Taking place in 1995 during the Bosnian War, Quo Vadis, Aida? is unlike any war movie I’ve seen. Reminiscent of the various cinematic recreations of the Nazi Occupation of Europe, the movie follows Aida, a UN translator who attempts to save her family during the occupation of the Bosnian town of Srebrenica by the Serbian secessionist military. Aida’s family is one of many groups of refugees who are desperately seeking shelter and relief and thought to have found it in a UN refugee base in Srebrenica. 

This is a pulsating, high-intensity, pressure cooker of a film, and almost stealthily so. I did not quite realize just how on edge I was until close to the end of the movie, once the tension was finally released. Through a wonderful combination of cinematography, performances, and direction, Quo Vadis, Aida? is absorbing and altogether devastating, as it forces you to examine what can or should be done during times of crisis. 

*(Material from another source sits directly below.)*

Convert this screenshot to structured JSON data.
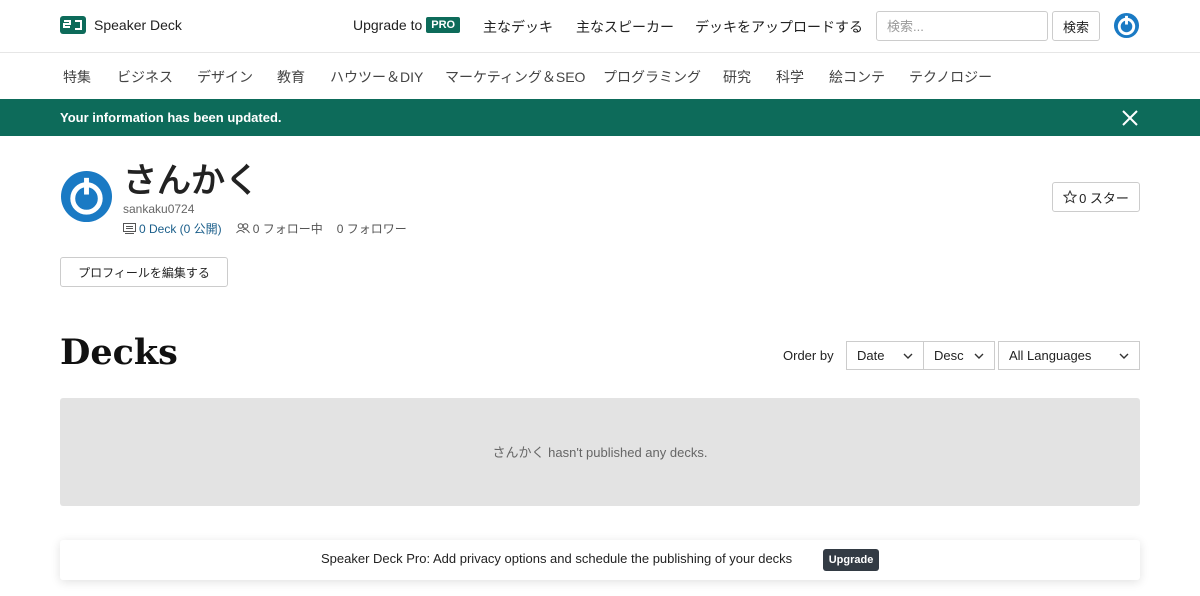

I knew only vague details of the Balkan wars during the 1990s before watching this movie, and I think that particular frame of mind was critical to the immense visceral impact this movie had on me. I will not go into the details of the second to final scene, but it affected me on a level beyond sympathy or heartbreak. It made me realize there are multitudes of tragedies that I am unaware of, and they are no less deserving of remembrance. //